There was standing room only at public meeting in Stroud where she said they must fight to keep the NHS public.
Prof Wendy Savage, a General Medical Council Member, backed the campaign to stop NHS Gloucestershire transferring community hospitals to a Community Interest Company. The transfer is on hold following a legal challenge. Prof Savage also attacked the Government’s Health and Social Care Bill.
“What they are setting out to do is make the NHS into a market,” said Prof Savage. “If this goes through people will see the NHS being broken up into competing businesses.”
Chief executive of NHS Gloucestershire Jan Stubbings said: “If taken to its logical conclusion, the legal challenge would mean that services would be competitively tendered.”
The most keenly awaited NHS employment tribunal in years has ended in secrecy, making a mockery of the government’s commitments to transparency, accountability, patient safety and the protection of whistleblowers. Gary Walker, the former chief executive of the United Lincoln Hospitals Trust (ULHT), lost his job in February 2010 after blowing the whistle on how government targets were harming patient care. The trust claims he was sacked for saying ‘fuck’ nine times over 2 years.
The tribunal was important because Walker had blown the whistle both to his SHA chief executive, Barbara Hakin – now the DoH’s Director of Commissioning – and the NHS chief executive David Nicholson. The allegation that the two most senior managers in the NHS may have played a role in the destruction of Walker’s career whilst failing to address patient harm should have been dissected under oath but the NHS legal machine ensured the claim was ‘settled’ on the eve of the tribunal.

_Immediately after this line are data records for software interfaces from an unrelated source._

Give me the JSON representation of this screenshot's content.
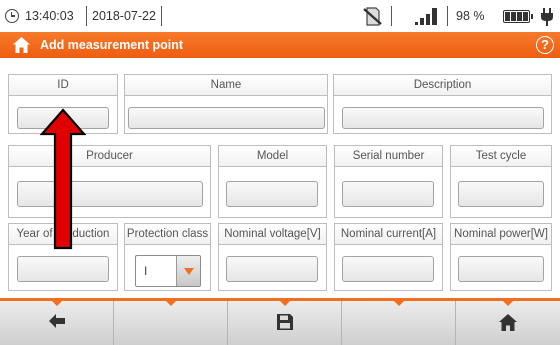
{
  "status_bar": {
    "time": "13:40:03",
    "date": "2018-07-22",
    "battery_percent": "98 %",
    "battery_level": 0.98,
    "icons": [
      "clock-icon",
      "no-memory-card-icon",
      "signal-strength-icon",
      "battery-icon",
      "power-plug-icon"
    ]
  },
  "header": {
    "title": "Add measurement point",
    "icons": [
      "home-icon",
      "help-icon"
    ],
    "help_glyph": "?"
  },
  "colors": {
    "accent": "#f36f20",
    "annotation_arrow": "#e00000",
    "card_border": "#bdbdbd"
  },
  "form": {
    "row1": [
      {
        "label": "ID",
        "value": ""
      },
      {
        "label": "Name",
        "value": ""
      },
      {
        "label": "Description",
        "value": ""
      }
    ],
    "row2": [
      {
        "label": "Producer",
        "value": ""
      },
      {
        "label": "Model",
        "value": ""
      },
      {
        "label": "Serial number",
        "value": ""
      },
      {
        "label": "Test cycle",
        "value": ""
      }
    ],
    "row3": [
      {
        "label": "Year of production",
        "value": ""
      },
      {
        "label": "Protection class",
        "value": "I"
      },
      {
        "label": "Nominal voltage[V]",
        "value": ""
      },
      {
        "label": "Nominal current[A]",
        "value": ""
      },
      {
        "label": "Nominal power[W]",
        "value": ""
      }
    ]
  },
  "toolbar": {
    "buttons": [
      "back-arrow-icon",
      "",
      "save-icon",
      "",
      "home-icon"
    ]
  }
}
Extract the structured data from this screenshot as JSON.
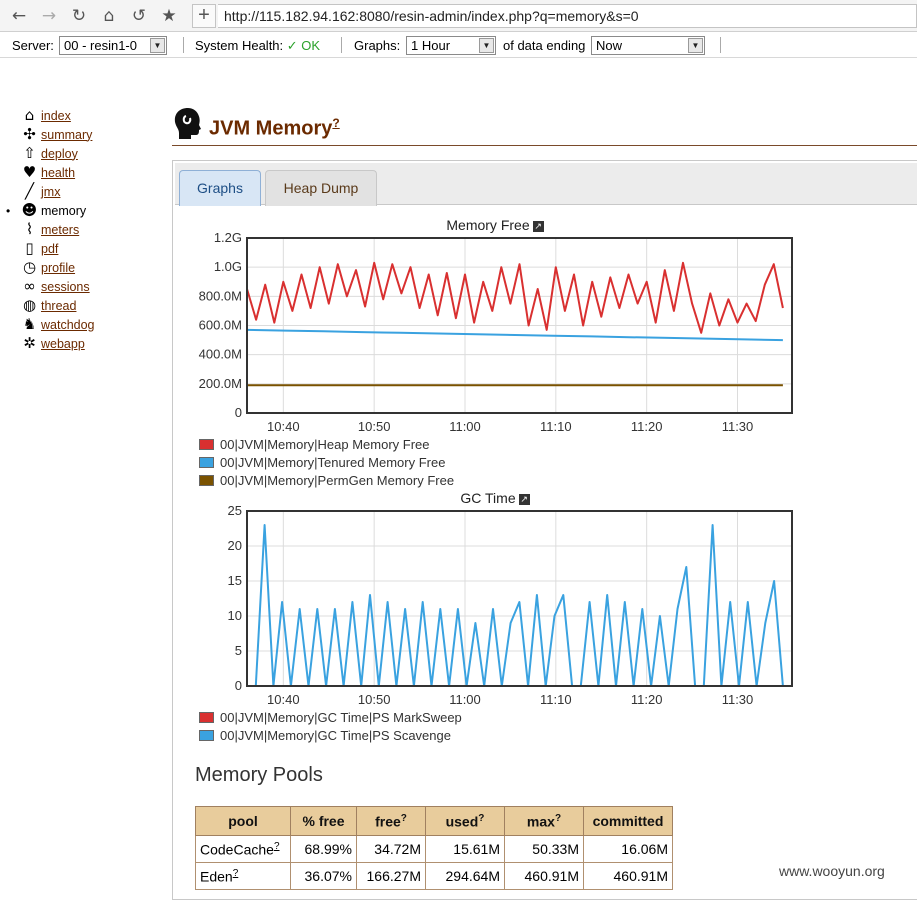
{
  "browser": {
    "url": "http://115.182.94.162:8080/resin-admin/index.php?q=memory&s=0"
  },
  "toolbar": {
    "server_label": "Server:",
    "server_value": "00 - resin1-0",
    "health_label": "System Health:",
    "health_status": "✓ OK",
    "graphs_label": "Graphs:",
    "graphs_value": "1 Hour",
    "ending_label": "of data ending",
    "ending_value": "Now"
  },
  "sidebar": {
    "items": [
      {
        "label": "index",
        "icon": "house-icon"
      },
      {
        "label": "summary",
        "icon": "windmill-icon"
      },
      {
        "label": "deploy",
        "icon": "upload-icon"
      },
      {
        "label": "health",
        "icon": "heart-icon"
      },
      {
        "label": "jmx",
        "icon": "wrench-icon"
      },
      {
        "label": "memory",
        "icon": "head-icon"
      },
      {
        "label": "meters",
        "icon": "line-graph-icon"
      },
      {
        "label": "pdf",
        "icon": "document-icon"
      },
      {
        "label": "profile",
        "icon": "stopwatch-icon"
      },
      {
        "label": "sessions",
        "icon": "chain-icon"
      },
      {
        "label": "thread",
        "icon": "spool-icon"
      },
      {
        "label": "watchdog",
        "icon": "dog-icon"
      },
      {
        "label": "webapp",
        "icon": "web-icon"
      }
    ],
    "current": "memory"
  },
  "page": {
    "title": "JVM Memory",
    "title_help": "?"
  },
  "tabs": {
    "graphs": "Graphs",
    "heap_dump": "Heap Dump"
  },
  "colors": {
    "heap": "#d93030",
    "tenured": "#3aa2e0",
    "permgen": "#7a5200",
    "marksweep": "#d93030",
    "scavenge": "#3aa2e0"
  },
  "chart_data": [
    {
      "type": "line",
      "title": "Memory Free",
      "x_ticks": [
        "10:40",
        "10:50",
        "11:00",
        "11:10",
        "11:20",
        "11:30"
      ],
      "y_ticks": [
        "0",
        "200.0M",
        "400.0M",
        "600.0M",
        "800.0M",
        "1.0G",
        "1.2G"
      ],
      "ylim": [
        0,
        1.2
      ],
      "y_unit": "G",
      "grid": true,
      "series": [
        {
          "name": "00|JVM|Memory|Heap Memory Free",
          "values": [
            0.85,
            0.64,
            0.88,
            0.62,
            0.9,
            0.7,
            0.95,
            0.72,
            1.0,
            0.75,
            1.02,
            0.8,
            0.98,
            0.73,
            1.03,
            0.78,
            1.02,
            0.82,
            1.0,
            0.72,
            0.95,
            0.67,
            0.96,
            0.65,
            0.95,
            0.62,
            0.9,
            0.7,
            1.0,
            0.75,
            1.02,
            0.6,
            0.85,
            0.57,
            1.0,
            0.7,
            0.95,
            0.6,
            0.9,
            0.66,
            0.93,
            0.72,
            0.95,
            0.75,
            0.9,
            0.62,
            0.98,
            0.7,
            1.03,
            0.75,
            0.55,
            0.82,
            0.6,
            0.78,
            0.62,
            0.75,
            0.63,
            0.88,
            1.02,
            0.72
          ]
        },
        {
          "name": "00|JVM|Memory|Tenured Memory Free",
          "values": [
            0.57,
            0.565,
            0.56,
            0.555,
            0.55,
            0.545,
            0.54,
            0.535,
            0.53,
            0.525,
            0.52,
            0.515,
            0.51,
            0.505,
            0.5
          ]
        },
        {
          "name": "00|JVM|Memory|PermGen Memory Free",
          "values": [
            0.19,
            0.19,
            0.19,
            0.19,
            0.19,
            0.19,
            0.19,
            0.19,
            0.19,
            0.19,
            0.19,
            0.19,
            0.19,
            0.19,
            0.19
          ]
        }
      ]
    },
    {
      "type": "line",
      "title": "GC Time",
      "x_ticks": [
        "10:40",
        "10:50",
        "11:00",
        "11:10",
        "11:20",
        "11:30"
      ],
      "y_ticks": [
        "0",
        "5",
        "10",
        "15",
        "20",
        "25"
      ],
      "ylim": [
        0,
        25
      ],
      "grid": true,
      "series": [
        {
          "name": "00|JVM|Memory|GC Time|PS MarkSweep",
          "values": [
            0,
            0,
            0,
            0,
            0,
            0,
            0,
            0,
            0,
            0,
            0,
            0,
            0,
            0,
            0
          ]
        },
        {
          "name": "00|JVM|Memory|GC Time|PS Scavenge",
          "values": [
            0,
            0,
            23,
            0,
            12,
            0,
            11,
            0,
            11,
            0,
            11,
            0,
            12,
            0,
            13,
            0,
            12,
            0,
            11,
            0,
            12,
            0,
            11,
            0,
            11,
            0,
            9,
            0,
            11,
            0,
            9,
            12,
            0,
            13,
            0,
            10,
            13,
            0,
            0,
            12,
            0,
            13,
            0,
            12,
            0,
            11,
            0,
            10,
            0,
            11,
            17,
            0,
            0,
            23,
            0,
            12,
            0,
            12,
            0,
            9,
            15,
            0
          ]
        }
      ]
    }
  ],
  "chart_xlim": [
    10.6,
    11.6
  ],
  "pools": {
    "title": "Memory Pools",
    "headers": [
      "pool",
      "% free",
      "free",
      "used",
      "max",
      "committed"
    ],
    "help": "?",
    "rows": [
      [
        "CodeCache",
        "68.99%",
        "34.72M",
        "15.61M",
        "50.33M",
        "16.06M"
      ],
      [
        "Eden",
        "36.07%",
        "166.27M",
        "294.64M",
        "460.91M",
        "460.91M"
      ]
    ]
  },
  "watermark": "www.wooyun.org"
}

Walker is now not able to speak about the case. Ever. Neither can any of his many witnesses who were prepared to testify about serious cases of patient harm, fiddling of figures, the bullying behaviour of the strategic health authority and a whitewash external review that only looked for bullying ‘in writing.’ Neither will any witnesses confirm or deny the existence of any gagging clause. All those who were due to testify against the trust, the SHA, the DoH, Nicholson and Hakin – and substantiate allegations of ‘third world care’ and avoidable patient harm – have been so effectively silenced at public cost that they are too scared to say how or why.